University of Leeds (2002) J Physiol 544P, S002
Are sympathetic preganglionic neurones (SPNs) directly inhibited by GABAergic neurones in the central region of the rat spinal cord?
S.A. Deuchars, C.J. Milligan and J. Deuchars
School of Biomedical Sciences, University of Leeds, Leeds LS2 9NQ, UK
The activity of SPNs is mainly influenced by inputs that originate both supraspinally and at the level of the spinal cord. To date, the contribution of specific groups of local interneurones to SPN activity remains to be elucidated. We utilised in situ hybridisation and electrophysiological studies to determine whether there are local GABAergic neurones that can influence the activity of SPNs.
For in situ hybridisation, rats (150 g) were anaesthetised with Sagatal (60 mg kg-1 I.P.) and perfused transcardially with 4 % paraformaldehyde in 0.1 M phosphate buffer. Spinal cord sections (30 mm) were hybridised with digoxigenin-UTP-labelled GAD65 or GAD67 sense and antisense RNA probes using a modified version of the manufacturer's protocol (www.biochem.roche.com). mRNA for GAD65 and GAD67 was visualised in neurones in a number of regions in the spinal cord but one notable compact group of GAD mRNA positive neurones was located dorsal and lateral to the central canal at the edge of the grey matter.
For electrophysiology, thoracic spinal cord slices (250 mm) were cut from 10-14 day rats anaesthetised with urethane (2 g kg-1, I.P., then humanely killed) and submerged in oxygenated ACSF at room temperature. Whole-cell recordings were obtained from SPNs identified electrophysiologically and histologically. Stimulating electrodes were placed in a position corresponding to the GABAergic neurones in the central region and in the lateral funiculus (lf) for comparison. Drugs were applied to the bathing medium.
Stimulation of the central region elicited IPSPs with short constant latencies in all SPNs tested (n = 12) that were maintained in the presence of the excitatory amino acid antagonist kynurenic acid (500 mM, sufficient to block lf mediated EPSPs). This suggested that the IPSPs were elicited by activating a monosynaptic pathway. Similar IPSPs could not be elicited by stimulating the white matter dorsal to the central region or by stimulation of the contralateral IML or lateral funiculus. Central region evoked IPSPs were always antagonised by application of the GABAA receptor antagonist bicuculline (5 mM; -5.4 ± 0.3 to -0.6 ± 0.1 mV, mean ± S.E.M. n = 7) and no further effect was observed on addition of strychnine. In contrast, IPSPs elicited by lf stimulation were antagonised in part by bicuculline (-5.5 ± 0.9 to 2.2 ± 0.8 mV) and were further blocked by strychnine (2 mM, 2.2 ± 0.8 to 0.1 ± 0.1 mV, n = 6).
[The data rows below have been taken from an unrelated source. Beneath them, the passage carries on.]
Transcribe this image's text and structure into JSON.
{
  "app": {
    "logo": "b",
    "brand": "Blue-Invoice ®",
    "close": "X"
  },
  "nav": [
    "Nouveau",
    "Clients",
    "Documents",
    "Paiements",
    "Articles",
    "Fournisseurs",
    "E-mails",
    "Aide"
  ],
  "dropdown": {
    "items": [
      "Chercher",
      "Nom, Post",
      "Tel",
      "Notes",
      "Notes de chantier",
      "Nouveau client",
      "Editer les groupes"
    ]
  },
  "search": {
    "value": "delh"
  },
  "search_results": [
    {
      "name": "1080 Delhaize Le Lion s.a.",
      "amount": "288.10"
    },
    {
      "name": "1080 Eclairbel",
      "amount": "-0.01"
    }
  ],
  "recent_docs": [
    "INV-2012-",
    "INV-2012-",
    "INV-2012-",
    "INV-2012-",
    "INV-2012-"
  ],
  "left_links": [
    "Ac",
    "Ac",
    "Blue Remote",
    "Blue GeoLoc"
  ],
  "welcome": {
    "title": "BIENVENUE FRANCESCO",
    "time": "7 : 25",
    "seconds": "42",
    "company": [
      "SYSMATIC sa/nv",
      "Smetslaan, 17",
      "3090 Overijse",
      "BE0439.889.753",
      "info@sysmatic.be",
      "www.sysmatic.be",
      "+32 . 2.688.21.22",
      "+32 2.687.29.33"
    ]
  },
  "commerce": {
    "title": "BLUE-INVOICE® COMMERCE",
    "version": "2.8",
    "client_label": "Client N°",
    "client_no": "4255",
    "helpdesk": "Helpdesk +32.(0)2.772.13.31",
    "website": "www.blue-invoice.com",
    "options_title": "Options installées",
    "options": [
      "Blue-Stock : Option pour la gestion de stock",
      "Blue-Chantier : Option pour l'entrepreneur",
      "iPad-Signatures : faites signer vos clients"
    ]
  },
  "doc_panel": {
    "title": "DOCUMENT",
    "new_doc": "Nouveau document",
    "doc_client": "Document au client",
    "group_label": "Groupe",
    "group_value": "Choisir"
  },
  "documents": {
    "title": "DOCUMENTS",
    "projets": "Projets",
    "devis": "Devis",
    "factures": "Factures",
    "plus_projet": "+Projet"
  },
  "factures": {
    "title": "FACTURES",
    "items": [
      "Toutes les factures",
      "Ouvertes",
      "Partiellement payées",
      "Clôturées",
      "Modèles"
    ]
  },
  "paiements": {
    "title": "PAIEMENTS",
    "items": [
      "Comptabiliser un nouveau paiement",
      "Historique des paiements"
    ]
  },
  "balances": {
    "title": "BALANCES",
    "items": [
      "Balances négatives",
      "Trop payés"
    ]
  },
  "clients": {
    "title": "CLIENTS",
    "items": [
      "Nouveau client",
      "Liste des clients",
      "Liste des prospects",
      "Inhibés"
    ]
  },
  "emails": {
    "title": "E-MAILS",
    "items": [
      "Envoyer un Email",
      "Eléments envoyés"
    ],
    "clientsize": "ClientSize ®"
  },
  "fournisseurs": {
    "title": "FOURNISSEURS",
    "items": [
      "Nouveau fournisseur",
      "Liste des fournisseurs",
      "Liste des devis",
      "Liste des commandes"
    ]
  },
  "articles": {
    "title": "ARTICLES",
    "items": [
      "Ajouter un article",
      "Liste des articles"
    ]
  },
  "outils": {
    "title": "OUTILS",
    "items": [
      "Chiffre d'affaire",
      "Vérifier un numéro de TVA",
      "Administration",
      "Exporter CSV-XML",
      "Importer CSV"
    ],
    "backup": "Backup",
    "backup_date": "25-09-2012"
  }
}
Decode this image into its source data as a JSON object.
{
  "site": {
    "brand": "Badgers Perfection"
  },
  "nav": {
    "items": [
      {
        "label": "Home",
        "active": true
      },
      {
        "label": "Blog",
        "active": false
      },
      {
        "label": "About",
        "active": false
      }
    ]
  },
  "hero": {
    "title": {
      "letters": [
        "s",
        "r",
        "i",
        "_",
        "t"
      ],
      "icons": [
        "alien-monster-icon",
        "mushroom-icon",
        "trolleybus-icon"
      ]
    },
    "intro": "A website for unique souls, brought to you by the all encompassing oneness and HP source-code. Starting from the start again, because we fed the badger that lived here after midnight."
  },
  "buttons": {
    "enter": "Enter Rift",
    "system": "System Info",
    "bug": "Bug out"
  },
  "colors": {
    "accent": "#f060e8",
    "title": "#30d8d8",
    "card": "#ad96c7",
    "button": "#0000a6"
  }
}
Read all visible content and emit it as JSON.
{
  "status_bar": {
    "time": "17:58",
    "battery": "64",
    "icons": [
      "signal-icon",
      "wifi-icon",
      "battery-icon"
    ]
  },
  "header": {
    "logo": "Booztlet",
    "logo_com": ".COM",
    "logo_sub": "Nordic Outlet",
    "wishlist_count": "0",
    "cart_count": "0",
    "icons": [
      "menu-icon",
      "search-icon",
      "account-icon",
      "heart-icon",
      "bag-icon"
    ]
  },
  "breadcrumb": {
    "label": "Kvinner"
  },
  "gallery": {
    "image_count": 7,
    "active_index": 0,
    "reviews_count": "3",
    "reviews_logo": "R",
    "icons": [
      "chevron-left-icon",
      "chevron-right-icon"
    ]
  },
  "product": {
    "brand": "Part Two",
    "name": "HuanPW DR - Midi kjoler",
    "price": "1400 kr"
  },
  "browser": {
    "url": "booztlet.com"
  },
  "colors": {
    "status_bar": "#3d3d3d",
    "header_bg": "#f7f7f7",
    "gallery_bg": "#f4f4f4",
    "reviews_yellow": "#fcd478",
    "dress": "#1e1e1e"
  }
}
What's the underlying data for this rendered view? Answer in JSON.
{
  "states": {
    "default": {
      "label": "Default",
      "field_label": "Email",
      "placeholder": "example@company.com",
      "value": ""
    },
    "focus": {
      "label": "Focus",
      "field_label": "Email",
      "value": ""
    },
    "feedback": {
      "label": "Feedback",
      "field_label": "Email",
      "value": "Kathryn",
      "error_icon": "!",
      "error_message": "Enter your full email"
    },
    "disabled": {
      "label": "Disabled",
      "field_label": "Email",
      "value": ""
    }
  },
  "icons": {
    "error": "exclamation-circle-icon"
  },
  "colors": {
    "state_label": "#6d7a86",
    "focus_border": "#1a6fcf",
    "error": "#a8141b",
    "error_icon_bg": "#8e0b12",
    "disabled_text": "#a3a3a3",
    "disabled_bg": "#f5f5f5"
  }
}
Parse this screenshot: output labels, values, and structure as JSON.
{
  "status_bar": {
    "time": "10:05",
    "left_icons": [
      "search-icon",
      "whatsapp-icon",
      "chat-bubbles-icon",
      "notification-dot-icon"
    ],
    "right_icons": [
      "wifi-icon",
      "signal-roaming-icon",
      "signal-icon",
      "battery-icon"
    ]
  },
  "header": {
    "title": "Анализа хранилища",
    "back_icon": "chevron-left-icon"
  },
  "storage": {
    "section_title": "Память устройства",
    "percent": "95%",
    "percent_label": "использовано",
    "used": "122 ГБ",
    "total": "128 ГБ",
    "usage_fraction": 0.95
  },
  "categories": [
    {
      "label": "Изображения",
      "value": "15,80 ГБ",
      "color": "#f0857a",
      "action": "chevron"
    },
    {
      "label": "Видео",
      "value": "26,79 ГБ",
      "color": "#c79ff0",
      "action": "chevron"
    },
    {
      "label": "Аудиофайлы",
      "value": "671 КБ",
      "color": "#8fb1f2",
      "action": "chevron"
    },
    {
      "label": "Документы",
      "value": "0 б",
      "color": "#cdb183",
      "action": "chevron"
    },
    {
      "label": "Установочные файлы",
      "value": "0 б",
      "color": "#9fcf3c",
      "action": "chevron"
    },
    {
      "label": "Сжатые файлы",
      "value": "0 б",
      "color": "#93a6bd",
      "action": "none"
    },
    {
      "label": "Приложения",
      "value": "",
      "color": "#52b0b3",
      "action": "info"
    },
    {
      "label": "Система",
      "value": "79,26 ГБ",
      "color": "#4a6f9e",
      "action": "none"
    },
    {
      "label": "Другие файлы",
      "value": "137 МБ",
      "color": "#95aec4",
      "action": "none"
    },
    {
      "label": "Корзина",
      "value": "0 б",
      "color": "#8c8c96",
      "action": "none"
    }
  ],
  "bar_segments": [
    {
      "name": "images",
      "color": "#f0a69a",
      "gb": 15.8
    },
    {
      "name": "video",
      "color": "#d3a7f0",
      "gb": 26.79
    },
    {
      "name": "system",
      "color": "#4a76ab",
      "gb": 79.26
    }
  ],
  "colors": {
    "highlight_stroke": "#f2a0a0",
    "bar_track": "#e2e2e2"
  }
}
These data show that SPNs are directly inhibited by stimulation in the central region of the spinal cord and this may be due to activation of a compact group of GABAergic neurones in this region. This theory is undergoing further investigation in the laboratory.
We thank The British Heart Foundation and The Wellcome Trust.
All procedures accord with current UK legislation.
Where applicable, experiments conform with Society ethical requirements